Update Cookie Preferences
Advertising and Analytics cookies are required for the Virtual AI Concierge to function. Would you like to update your cookie preferences?
Are you sure?

You have selected a subscription plan for one or more products in your cart. You must be logged in to your account in order to complete your subscription purchases.

If you log out now, the subscription plans and discounts will be removed from your cart. Stay logged in to subscribe and save!


Our Journal

The Art of Nature: Pears

“Slice a pear and you will find that its flesh is incandescent white. It glows with inner light. Those who carry a knife and a pear are never afraid of the dark.”

This quote from Life of Pi author Yann Martel sums up our love for the Pear. Often overlooked, it offers lightness and sweetness of flavour at a time of the year when you least expect it. The sweet flesh of the fruit lends itself to both sweet and savoury dishes, pairing deliciously with rich ingredients such as salty blue cheese and dark chocolate.

Related links
Seasonal highlights: What to look out for this Autumn

Christmas gift ideas from Seedlip

Download our free recipe book, Seedlip: Cocktails at home

We’ve chosen the Pear for our seasonal spotlight for this reason, but also because of what they can bring to a cocktail recipe in terms of taste.

We have a whole selection of new autumn/winter drinks recipes over on our cocktail recipe page, including a delicious non-alcoholic take on the French 75 and Eggnog for the festive season. Take a look and don’t forget to let us know get on by emailing us at hello@seedlipdrinks.com.

Now back to Pears.

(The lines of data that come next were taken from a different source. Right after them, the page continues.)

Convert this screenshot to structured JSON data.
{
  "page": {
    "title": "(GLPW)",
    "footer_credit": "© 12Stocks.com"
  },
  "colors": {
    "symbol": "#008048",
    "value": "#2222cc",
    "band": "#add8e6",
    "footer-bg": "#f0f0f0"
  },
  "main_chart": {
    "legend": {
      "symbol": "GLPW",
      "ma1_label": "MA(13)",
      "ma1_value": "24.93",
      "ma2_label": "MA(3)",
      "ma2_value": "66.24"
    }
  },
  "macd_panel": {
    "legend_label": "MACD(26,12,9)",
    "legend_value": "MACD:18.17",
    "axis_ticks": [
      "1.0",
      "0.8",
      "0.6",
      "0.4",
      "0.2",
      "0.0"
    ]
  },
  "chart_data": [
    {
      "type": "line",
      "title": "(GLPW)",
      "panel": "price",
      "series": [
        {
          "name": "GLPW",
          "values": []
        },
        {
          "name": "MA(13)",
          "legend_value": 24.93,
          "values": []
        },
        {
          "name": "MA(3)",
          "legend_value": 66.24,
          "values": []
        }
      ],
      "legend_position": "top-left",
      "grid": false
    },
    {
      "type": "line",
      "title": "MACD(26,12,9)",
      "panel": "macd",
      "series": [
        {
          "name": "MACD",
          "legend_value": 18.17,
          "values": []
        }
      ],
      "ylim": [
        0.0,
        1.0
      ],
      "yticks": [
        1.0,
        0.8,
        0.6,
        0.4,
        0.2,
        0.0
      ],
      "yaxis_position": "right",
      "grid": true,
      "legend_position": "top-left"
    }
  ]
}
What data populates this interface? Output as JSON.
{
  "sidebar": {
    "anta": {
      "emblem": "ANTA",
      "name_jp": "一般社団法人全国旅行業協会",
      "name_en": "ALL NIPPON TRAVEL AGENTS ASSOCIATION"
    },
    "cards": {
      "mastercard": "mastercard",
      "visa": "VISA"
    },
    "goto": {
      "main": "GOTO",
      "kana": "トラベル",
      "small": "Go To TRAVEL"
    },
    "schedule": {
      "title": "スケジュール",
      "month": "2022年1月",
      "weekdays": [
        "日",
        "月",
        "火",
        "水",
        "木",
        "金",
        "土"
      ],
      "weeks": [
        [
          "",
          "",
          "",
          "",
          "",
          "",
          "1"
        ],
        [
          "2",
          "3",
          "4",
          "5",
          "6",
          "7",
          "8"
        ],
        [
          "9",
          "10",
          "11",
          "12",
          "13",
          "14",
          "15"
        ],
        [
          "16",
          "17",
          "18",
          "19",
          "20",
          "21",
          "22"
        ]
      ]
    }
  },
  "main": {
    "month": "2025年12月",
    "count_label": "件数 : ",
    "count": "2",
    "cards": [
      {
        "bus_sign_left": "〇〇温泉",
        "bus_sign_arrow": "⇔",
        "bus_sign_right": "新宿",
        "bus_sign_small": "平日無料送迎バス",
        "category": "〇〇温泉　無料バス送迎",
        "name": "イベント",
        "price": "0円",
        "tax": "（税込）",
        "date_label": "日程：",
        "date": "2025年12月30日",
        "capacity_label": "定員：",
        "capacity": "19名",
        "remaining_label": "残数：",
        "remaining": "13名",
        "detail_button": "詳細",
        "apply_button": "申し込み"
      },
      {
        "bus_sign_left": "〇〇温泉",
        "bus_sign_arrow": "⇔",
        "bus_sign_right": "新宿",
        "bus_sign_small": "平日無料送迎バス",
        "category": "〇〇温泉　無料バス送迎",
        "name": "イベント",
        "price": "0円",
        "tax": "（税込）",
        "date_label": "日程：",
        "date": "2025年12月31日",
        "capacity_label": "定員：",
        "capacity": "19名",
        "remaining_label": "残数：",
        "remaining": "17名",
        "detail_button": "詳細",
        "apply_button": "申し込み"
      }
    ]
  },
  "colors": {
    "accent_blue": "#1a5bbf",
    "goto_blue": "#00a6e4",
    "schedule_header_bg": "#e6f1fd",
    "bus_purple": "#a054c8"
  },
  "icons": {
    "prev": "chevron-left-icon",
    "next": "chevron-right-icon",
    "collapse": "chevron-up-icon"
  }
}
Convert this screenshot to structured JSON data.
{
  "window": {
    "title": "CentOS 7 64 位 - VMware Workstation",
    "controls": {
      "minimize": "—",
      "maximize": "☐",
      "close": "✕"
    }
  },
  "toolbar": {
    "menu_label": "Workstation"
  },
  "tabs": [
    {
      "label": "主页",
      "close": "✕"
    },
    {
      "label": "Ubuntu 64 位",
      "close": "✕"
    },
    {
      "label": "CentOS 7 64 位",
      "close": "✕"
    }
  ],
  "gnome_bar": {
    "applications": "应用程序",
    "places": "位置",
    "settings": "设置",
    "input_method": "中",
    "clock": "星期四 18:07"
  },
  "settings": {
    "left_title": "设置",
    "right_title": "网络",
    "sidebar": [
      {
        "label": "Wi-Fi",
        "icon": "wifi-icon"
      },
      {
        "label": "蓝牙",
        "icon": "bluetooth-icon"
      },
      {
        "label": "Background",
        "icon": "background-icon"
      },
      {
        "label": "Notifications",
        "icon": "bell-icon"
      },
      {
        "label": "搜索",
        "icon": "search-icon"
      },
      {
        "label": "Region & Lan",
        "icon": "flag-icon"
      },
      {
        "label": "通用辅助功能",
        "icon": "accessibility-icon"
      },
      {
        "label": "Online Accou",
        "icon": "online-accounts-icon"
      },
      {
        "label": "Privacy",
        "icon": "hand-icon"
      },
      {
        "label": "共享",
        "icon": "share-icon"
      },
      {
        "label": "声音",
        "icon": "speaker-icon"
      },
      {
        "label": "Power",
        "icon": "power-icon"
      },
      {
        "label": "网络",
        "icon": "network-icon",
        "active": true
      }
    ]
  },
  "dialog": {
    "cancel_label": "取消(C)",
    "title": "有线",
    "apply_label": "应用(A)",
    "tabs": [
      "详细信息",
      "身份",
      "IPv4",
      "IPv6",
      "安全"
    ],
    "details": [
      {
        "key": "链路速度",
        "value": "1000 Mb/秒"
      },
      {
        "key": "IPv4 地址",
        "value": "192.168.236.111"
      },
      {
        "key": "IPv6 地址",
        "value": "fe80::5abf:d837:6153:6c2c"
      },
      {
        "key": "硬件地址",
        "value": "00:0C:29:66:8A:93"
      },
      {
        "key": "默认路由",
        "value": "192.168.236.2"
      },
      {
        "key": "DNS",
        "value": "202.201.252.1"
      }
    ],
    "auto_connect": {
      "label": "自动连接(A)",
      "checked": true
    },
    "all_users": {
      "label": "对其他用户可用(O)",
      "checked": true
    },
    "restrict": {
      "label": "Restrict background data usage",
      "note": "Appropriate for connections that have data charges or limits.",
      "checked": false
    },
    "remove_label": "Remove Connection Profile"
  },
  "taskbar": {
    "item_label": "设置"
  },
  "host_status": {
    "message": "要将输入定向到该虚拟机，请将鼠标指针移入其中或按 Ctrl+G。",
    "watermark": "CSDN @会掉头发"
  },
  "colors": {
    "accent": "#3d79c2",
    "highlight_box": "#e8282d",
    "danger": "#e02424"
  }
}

Pears are in season from September through to January and there are 3000 known varieties. The reddish wood from Pear trees is used to make woodwind instruments and is favoured by architects to make rulers, as the wood doesn’t warp.



Pears are notorious for their difficulty in ripening. One moment they’re hard with an unpleasant crunch; then soft and mushy the next. Their flesh is softer than an Apple and bruises easily.

But when that very short period of perfect ripeness occurs, the experience can be likened to the flavour of sweet butter. Then a little over and they become really juicy. Expect a soggy chin.

Unripe Pears though are ideal for cooking. The troublesome soft flesh soaks up the flavour of spices and syrups like no other autumn fruit, resulting in fragrant dishes to brighten a dark Winter’s day.



We use Pears in cocktails to add that subtle familiar flavour, texture and acidity often overlooked behind the bar. From the Japanese Nashi Pear with its crunchy apple-like texture and citrus flavour, to the well-known British conference Pear, which has a mellow sweetness and softness that can bring a full-bodied texture to a drink.

Versatile in use and flavour, the Pear is our hero ingredient through Autumn and Winter.